Your fear of people, feeling sick and having uncomfortable stomach pain might be indicative of social phobia. Social phobia is also known as social anxiety disorder. It’s characterized by feelings of self-consciousness or nervousness in everyday social situations.
You may have developed your social fears after the traumatic incident at a friend’s birthday party.
Though you have social fears, you continue to engage with others. You attend school and have friends with whom you interact with on Skype. That’s encouraging. You are probably less nervous on Skype because of the social distance it affords you. You should continue to spend time with your friends on Skype.
The best way to overcome anxiety is to endure it. Eventually, the unpleasantness will recede. If you were to face your fears, your anxiety will likely dissipate and you will no longer experience unpleasant emotions in social situations.
I would also encourage you to talk about your concerns with your parents. They may be able to help.
Your parents might want to consult your primary care physician. You mentioned having a pain in your stomach and I interpreted that to mean the unpleasantness associated with anxiety, but it’s always prudent to rule out any physical causes.

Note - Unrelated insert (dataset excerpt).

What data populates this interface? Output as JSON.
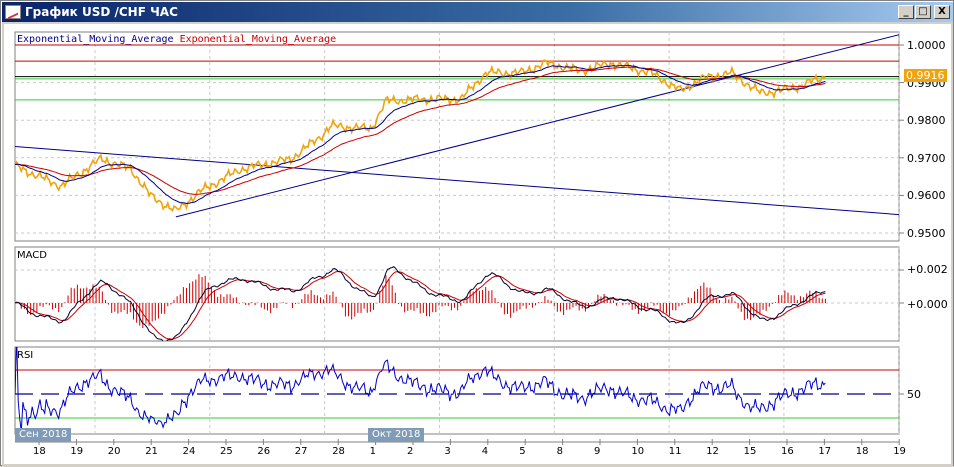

If this problem continues, then it may be advantageous to seek counseling. You can also read about social phobia or even try self-help techniques to reduce your anxiety in social situations. You might like the book “What You Must Think Of Me: A Firsthand Account of One Teenager’s Experience With Social Anxiety Disorder” by Emily Ford, Michael Liebowitz and Linda Wasmer Adams. Please take care.
Dr. Kristina Randle